┌─ Available records
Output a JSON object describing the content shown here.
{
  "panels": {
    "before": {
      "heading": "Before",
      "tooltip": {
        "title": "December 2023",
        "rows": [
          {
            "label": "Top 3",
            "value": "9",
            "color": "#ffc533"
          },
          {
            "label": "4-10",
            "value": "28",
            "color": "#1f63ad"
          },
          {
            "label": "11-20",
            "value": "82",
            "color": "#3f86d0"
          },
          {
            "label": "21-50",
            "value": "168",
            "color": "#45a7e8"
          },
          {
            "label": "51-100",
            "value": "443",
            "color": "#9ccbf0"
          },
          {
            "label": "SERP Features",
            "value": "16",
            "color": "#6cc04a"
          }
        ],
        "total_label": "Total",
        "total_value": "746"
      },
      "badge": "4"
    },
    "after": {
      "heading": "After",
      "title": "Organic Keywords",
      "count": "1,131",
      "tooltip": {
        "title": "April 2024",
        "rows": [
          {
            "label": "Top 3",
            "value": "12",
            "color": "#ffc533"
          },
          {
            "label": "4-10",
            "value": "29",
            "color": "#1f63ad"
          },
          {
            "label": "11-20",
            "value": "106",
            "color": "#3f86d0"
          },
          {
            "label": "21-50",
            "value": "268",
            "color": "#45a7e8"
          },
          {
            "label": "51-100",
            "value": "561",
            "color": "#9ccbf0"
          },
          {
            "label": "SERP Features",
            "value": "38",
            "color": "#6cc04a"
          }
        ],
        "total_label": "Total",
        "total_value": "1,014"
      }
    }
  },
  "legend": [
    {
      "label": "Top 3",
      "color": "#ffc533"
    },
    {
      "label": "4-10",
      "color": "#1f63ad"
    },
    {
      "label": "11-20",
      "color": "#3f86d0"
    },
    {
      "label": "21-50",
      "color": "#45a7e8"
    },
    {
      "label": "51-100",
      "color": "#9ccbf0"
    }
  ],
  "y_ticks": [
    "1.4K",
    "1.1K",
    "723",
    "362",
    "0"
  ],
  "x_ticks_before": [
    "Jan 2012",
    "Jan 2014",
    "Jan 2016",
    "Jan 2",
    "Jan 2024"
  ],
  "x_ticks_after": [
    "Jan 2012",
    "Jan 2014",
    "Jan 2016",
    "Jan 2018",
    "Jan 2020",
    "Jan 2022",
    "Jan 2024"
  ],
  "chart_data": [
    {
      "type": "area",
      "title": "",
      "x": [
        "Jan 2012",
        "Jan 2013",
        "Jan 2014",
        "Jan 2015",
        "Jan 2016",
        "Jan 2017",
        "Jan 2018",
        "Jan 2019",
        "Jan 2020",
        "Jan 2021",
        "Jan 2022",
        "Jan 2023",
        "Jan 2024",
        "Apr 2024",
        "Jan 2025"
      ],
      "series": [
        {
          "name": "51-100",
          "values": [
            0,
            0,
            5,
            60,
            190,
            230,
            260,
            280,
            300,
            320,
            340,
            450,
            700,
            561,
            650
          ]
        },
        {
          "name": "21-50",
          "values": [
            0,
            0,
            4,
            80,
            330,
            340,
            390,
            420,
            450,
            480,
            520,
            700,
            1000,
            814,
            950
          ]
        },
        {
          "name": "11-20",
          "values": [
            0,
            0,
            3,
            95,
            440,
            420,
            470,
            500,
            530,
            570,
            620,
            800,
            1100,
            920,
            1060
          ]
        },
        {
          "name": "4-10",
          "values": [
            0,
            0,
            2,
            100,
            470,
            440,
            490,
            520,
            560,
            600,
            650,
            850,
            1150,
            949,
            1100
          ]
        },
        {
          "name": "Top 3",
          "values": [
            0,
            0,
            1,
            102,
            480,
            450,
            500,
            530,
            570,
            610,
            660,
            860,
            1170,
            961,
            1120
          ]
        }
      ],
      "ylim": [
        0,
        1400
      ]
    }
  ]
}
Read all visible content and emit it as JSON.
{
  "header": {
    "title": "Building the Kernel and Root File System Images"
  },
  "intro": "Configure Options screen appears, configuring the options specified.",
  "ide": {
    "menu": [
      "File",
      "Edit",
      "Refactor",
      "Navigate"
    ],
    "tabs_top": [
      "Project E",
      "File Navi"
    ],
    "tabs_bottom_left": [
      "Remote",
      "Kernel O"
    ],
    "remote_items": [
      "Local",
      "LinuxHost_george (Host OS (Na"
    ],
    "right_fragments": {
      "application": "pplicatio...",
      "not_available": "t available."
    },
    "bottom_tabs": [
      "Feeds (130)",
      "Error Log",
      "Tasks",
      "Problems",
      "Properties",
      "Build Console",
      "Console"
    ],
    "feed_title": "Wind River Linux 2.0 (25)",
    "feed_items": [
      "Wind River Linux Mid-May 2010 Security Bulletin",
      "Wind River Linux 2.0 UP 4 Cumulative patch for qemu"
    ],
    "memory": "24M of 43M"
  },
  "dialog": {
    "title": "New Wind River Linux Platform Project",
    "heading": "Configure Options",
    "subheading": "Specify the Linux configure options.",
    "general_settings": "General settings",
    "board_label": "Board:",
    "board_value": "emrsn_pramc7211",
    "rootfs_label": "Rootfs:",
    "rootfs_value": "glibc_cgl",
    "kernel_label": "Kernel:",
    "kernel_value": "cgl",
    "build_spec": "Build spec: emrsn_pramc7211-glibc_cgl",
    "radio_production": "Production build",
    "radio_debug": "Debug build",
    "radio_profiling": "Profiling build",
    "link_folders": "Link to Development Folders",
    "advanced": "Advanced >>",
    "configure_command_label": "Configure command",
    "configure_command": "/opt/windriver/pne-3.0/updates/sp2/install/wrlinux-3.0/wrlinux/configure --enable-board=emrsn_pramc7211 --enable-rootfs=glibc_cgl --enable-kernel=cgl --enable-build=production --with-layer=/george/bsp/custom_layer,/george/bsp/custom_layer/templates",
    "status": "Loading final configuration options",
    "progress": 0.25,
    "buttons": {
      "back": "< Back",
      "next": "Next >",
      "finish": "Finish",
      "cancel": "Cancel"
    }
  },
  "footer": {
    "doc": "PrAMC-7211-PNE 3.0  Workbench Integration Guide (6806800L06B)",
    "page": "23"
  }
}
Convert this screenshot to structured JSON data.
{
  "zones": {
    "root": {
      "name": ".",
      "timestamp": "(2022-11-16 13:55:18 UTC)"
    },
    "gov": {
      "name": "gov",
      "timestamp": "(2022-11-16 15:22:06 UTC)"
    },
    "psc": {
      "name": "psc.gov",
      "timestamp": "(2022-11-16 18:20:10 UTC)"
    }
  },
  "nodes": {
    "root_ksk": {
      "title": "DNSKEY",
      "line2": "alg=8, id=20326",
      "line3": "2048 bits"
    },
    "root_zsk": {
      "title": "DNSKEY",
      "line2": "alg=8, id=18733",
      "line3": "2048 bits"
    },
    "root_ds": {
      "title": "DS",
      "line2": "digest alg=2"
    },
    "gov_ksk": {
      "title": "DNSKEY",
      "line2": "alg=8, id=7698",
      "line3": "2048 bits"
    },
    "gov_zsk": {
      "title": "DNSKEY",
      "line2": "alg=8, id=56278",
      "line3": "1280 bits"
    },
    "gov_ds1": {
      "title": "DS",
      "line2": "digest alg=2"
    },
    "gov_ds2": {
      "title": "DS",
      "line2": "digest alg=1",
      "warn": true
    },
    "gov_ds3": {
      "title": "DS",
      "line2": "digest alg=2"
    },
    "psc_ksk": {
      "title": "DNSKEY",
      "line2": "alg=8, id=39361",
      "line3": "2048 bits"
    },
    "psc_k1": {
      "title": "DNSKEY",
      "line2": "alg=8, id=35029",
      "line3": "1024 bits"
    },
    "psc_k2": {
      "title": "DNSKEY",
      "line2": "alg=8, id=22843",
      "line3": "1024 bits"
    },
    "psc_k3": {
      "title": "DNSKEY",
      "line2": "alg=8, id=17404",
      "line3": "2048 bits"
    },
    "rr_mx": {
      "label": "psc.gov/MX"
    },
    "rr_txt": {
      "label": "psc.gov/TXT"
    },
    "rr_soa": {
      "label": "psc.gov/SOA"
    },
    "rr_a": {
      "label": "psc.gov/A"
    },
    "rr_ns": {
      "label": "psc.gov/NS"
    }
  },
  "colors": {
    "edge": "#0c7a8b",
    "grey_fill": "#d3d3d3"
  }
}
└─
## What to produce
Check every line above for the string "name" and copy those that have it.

## Response area
          "name": "51-100",
          "name": "21-50",
          "name": "11-20",
          "name": "4-10",
          "name": "Top 3",
      "name": ".",
      "name": "gov",
      "name": "psc.gov",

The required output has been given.